Harmony will allow humans to work together to achieve goals in response to alien contact. It requires us to look out for the greater good and push away selfish inclinations. Harmony can help to calm fears and create safety for humans.

So, how do you accomplish positive conflict and harmony in the wake of First Contact? Leaders will need to bring many diverse voices into the debate. This will provide us with a wider range of ideas from which to choose the best path. Small groups, coordinated by international leadership, would need to start the process, most likely made up of people who have expertise in the consideration of alien contact issues. This is a very small group indeed. Hopefully, though, other experts, in other fields, will soon catch up to help in areas such as economics, religion, politics and international relations.

These smaller groups should make use of public opinion. It will be imperative that world polling organizations work overtime to gauge public sentiment, across many nations and cultures, on a regular basis.
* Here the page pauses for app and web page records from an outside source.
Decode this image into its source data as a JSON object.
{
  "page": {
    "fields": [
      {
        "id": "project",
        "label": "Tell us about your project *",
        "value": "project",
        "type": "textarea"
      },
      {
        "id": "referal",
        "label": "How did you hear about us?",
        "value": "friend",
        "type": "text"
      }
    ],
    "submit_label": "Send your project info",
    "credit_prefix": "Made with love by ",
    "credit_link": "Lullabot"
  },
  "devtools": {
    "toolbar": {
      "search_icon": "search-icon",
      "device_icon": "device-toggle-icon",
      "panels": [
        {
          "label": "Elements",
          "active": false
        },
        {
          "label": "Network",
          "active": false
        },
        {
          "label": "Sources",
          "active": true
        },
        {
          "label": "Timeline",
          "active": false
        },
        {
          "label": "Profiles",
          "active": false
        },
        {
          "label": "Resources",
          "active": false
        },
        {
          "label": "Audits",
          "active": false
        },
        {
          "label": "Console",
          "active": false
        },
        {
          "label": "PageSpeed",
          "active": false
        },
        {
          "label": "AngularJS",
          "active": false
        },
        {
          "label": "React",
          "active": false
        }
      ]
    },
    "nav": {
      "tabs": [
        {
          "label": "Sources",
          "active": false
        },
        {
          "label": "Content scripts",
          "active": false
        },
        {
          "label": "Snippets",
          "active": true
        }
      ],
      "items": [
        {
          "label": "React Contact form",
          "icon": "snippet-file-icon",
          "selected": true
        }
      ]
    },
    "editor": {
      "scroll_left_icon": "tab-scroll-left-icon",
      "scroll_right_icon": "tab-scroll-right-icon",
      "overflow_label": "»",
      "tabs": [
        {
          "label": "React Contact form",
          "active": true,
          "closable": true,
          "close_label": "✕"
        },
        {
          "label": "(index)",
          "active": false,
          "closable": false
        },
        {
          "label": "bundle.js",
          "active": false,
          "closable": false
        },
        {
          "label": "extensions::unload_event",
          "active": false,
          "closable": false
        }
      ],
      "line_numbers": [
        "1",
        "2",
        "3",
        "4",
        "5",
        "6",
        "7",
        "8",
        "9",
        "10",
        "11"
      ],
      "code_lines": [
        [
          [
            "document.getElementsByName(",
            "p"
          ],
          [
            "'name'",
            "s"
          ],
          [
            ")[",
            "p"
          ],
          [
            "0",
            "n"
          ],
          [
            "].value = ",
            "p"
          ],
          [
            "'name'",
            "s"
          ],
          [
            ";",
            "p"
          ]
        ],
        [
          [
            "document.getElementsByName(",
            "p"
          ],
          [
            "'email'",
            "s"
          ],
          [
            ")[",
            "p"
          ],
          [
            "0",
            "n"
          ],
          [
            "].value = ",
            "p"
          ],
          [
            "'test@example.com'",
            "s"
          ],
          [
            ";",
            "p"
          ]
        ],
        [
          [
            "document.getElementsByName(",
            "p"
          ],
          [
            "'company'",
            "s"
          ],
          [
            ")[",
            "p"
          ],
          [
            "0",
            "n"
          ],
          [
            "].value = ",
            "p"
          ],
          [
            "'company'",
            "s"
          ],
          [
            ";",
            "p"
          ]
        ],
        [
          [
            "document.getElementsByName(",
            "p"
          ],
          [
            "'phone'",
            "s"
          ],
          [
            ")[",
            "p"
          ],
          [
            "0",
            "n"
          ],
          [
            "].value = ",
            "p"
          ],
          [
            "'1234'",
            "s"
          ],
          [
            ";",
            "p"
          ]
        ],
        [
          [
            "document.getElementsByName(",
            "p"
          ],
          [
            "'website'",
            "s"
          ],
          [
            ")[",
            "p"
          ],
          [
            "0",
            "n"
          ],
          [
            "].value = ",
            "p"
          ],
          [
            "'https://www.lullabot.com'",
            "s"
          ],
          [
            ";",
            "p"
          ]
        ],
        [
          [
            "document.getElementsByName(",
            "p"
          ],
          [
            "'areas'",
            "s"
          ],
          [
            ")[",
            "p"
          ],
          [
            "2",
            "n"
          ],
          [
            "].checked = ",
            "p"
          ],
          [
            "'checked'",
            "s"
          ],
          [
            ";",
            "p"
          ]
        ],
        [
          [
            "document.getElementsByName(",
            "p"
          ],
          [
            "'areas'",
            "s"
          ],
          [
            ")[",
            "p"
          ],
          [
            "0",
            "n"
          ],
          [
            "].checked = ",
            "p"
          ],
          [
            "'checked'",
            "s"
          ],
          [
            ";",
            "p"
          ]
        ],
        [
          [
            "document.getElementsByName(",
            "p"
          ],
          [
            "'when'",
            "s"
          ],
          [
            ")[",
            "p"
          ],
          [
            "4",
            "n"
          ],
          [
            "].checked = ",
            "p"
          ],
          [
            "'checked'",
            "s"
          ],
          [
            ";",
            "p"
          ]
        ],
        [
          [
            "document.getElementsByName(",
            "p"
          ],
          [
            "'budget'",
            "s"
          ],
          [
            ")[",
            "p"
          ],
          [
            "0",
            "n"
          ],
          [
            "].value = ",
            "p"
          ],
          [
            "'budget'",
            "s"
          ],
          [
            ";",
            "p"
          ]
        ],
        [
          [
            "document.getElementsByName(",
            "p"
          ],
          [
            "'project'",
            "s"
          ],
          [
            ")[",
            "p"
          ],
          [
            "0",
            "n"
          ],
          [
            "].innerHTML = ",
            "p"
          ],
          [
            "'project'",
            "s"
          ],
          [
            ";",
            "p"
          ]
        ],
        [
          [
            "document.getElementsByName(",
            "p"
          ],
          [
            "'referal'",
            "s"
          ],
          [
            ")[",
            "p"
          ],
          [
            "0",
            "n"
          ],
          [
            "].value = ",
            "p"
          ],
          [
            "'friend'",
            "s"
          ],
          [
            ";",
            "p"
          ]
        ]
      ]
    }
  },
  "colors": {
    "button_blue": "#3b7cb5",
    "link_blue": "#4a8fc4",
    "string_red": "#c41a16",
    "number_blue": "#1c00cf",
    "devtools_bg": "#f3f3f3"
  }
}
Human sentiment should not be used as an indicator of what to do next, but rather inform experts as to the issues the wider population is considering. At first it may be fear, but the questions raised by quality polling would show experts how best to move forward to respond to those fears. umahu

Human perspective is likely to change quickly in the wake of First Contact. That perspective will need to be considered and an action plan developed to move forward.

You may notice that I have frequently used the phrase “move forward.” It would be easy for human conflict to lead to inaction and a stagnating battle of wills. This cannot be allowed to happen. Leaders will need to be prepared to take bold action if it does occur. This may seem like contradiction to the idea of public participation and debate. One could liken the problem to a traffic jam caused by a car accident. You have to confront and resolve the car accident to get traffic moving again. The long-term goal is for everyone to travel the highway together, but in the short term, there may be a need to resolve problems which are slowing the process.

Progress in humanity is often a stuttering process, with many starts and stops. We usually take the hard road to any goal. There can be many negative things that occur on the path to something better. We can’t expect the decision-making process in the wake of alien First Contact to be any different. We will have to put in the hard work and work together in order to achieve a positive future for humanity After First Contact.